= TASK TO COMPLETE =
Count the lines in the following data that include "desc". Please write only the number.

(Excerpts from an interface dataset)

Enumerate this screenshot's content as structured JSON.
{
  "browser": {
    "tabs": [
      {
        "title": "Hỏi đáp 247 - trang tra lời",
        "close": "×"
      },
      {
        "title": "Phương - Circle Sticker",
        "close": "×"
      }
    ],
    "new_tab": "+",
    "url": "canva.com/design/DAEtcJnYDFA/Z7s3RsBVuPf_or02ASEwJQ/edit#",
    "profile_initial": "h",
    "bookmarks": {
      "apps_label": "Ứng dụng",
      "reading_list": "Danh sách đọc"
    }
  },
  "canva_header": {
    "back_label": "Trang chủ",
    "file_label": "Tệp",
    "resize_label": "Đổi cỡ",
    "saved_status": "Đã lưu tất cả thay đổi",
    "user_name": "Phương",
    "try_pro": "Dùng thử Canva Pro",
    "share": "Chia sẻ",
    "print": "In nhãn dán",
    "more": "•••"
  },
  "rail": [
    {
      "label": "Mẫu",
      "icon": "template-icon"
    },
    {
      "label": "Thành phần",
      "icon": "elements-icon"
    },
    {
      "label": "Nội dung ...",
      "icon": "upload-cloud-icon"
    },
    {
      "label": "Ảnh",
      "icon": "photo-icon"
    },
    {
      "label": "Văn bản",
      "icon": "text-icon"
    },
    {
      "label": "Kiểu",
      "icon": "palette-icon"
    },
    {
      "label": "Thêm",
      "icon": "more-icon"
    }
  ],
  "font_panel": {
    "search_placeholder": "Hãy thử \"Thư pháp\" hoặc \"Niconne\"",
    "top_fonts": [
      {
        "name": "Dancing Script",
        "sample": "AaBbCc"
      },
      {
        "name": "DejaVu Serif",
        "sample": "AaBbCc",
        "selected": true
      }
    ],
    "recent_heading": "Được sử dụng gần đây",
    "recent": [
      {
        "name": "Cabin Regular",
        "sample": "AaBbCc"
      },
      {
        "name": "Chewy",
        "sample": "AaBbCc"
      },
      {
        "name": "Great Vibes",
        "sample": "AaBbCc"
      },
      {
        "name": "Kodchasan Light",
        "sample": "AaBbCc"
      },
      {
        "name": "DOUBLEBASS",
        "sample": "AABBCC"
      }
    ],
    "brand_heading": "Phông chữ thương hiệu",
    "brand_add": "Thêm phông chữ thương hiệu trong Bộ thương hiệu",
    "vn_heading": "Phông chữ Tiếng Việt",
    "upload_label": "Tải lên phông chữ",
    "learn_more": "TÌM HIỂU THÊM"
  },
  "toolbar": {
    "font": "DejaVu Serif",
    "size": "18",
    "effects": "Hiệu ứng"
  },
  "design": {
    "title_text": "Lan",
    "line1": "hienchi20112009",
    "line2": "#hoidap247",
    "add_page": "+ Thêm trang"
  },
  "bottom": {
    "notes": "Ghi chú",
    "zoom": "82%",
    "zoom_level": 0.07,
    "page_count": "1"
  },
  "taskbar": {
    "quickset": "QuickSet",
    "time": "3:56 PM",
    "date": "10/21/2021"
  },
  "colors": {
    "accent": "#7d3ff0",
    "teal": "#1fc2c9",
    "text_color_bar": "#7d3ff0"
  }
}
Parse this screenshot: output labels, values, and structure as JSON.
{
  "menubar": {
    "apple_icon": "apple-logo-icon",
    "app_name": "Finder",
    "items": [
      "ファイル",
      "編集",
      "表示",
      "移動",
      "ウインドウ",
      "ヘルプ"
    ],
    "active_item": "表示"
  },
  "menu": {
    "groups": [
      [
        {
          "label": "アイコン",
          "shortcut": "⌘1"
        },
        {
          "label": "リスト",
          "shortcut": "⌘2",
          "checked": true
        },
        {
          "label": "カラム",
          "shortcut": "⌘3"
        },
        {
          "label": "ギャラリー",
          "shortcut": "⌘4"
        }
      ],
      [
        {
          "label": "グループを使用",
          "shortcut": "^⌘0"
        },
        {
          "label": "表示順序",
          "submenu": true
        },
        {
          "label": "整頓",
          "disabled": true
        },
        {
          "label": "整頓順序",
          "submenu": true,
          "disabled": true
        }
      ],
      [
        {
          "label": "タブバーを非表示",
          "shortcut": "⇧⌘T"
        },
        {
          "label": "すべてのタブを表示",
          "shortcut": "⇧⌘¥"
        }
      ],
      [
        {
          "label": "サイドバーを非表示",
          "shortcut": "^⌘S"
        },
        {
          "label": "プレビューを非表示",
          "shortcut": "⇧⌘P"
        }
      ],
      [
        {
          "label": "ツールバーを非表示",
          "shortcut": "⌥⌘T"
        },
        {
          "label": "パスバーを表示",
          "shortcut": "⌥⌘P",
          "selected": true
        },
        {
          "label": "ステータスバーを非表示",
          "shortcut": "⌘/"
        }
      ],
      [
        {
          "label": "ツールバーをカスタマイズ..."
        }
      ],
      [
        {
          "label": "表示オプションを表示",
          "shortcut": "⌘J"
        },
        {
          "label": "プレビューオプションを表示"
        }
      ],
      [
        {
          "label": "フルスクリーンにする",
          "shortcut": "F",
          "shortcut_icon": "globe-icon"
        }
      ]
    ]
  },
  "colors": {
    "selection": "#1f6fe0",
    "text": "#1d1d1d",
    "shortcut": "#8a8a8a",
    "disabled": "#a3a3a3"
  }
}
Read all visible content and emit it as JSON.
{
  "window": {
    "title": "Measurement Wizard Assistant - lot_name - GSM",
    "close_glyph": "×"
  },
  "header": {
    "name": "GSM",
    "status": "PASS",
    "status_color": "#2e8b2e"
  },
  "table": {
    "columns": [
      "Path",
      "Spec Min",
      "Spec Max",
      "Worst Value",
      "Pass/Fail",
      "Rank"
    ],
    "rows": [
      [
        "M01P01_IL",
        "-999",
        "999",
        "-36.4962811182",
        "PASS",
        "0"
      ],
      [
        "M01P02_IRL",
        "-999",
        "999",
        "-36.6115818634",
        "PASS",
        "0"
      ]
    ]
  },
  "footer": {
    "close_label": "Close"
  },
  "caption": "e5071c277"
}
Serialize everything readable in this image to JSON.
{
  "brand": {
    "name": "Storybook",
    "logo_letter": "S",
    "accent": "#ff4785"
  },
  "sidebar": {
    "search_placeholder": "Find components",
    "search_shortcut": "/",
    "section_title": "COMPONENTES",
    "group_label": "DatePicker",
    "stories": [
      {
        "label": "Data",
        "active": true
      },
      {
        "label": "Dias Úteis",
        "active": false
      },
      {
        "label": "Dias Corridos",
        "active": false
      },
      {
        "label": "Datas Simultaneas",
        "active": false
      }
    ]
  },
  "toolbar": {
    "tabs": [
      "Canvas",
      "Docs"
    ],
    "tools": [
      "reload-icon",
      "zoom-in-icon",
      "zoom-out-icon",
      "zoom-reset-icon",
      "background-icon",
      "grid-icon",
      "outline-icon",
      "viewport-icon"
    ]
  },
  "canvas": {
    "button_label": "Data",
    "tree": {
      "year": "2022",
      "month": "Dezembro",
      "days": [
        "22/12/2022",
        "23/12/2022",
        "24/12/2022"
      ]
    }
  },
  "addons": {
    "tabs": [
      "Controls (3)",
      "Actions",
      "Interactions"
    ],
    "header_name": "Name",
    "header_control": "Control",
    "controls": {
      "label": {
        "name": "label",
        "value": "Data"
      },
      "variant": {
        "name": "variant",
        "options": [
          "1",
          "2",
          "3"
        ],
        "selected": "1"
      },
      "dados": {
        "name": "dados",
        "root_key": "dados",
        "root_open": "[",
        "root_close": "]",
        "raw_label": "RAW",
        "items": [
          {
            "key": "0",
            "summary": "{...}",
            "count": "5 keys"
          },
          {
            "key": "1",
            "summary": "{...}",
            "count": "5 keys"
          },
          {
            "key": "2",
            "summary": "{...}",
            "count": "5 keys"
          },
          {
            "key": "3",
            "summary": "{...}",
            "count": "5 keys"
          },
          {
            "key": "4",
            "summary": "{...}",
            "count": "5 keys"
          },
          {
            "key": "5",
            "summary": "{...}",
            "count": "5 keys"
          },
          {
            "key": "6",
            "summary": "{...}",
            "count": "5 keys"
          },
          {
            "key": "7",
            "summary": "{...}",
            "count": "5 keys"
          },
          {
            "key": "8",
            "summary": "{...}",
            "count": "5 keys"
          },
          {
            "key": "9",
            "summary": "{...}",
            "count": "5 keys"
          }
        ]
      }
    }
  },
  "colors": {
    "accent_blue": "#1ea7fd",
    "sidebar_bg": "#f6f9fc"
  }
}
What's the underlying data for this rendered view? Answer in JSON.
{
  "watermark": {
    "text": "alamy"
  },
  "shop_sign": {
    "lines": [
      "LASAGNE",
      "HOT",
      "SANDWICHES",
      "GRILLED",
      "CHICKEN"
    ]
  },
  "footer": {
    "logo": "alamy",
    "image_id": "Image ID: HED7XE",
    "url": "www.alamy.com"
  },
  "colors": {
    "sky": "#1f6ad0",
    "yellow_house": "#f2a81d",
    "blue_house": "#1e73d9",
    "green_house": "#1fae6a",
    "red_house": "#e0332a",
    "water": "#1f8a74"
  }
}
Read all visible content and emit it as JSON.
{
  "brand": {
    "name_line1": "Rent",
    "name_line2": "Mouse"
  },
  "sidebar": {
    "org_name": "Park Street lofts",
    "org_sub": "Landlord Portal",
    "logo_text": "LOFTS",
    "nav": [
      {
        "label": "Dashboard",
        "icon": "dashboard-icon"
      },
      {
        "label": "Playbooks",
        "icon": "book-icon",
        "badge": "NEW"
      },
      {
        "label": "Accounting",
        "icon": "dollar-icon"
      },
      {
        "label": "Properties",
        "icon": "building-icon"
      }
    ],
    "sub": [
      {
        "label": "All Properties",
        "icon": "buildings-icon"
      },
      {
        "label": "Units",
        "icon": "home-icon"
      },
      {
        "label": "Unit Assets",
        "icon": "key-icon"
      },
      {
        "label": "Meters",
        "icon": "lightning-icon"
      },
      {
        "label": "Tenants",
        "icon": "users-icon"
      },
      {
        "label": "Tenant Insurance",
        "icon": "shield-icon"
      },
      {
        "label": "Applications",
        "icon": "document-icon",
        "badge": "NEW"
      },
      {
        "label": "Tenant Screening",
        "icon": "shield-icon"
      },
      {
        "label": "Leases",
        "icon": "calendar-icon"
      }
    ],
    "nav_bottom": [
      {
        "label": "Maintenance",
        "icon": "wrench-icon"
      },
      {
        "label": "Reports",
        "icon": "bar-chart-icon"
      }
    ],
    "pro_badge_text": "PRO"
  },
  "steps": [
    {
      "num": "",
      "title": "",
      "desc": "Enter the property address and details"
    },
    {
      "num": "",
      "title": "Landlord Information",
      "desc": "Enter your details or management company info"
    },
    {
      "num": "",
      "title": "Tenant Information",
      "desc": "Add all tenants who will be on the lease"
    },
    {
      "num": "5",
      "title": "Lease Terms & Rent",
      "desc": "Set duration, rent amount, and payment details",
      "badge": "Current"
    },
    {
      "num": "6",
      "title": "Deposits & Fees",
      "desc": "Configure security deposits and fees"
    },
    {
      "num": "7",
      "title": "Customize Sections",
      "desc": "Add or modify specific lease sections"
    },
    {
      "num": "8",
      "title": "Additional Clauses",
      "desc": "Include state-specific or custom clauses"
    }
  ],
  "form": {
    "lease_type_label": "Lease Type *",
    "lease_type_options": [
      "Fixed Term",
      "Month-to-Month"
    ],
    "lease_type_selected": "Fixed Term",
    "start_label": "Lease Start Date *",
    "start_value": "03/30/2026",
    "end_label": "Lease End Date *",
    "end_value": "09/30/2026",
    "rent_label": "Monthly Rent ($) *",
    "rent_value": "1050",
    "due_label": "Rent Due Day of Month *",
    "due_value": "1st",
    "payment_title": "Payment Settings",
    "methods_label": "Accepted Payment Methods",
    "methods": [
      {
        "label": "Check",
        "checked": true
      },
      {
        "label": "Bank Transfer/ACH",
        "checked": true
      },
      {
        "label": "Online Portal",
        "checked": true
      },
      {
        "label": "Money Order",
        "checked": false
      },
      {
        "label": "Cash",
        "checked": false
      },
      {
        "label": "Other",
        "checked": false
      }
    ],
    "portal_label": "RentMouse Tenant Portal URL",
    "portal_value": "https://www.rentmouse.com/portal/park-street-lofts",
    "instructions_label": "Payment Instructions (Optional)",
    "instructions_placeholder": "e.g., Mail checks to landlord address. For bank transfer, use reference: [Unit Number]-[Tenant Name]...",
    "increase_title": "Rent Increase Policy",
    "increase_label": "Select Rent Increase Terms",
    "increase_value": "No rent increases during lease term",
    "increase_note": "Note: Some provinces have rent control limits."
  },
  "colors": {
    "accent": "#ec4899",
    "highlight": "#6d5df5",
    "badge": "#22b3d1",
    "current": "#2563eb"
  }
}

= SOLUTION FOR THIS PROBLEM =
7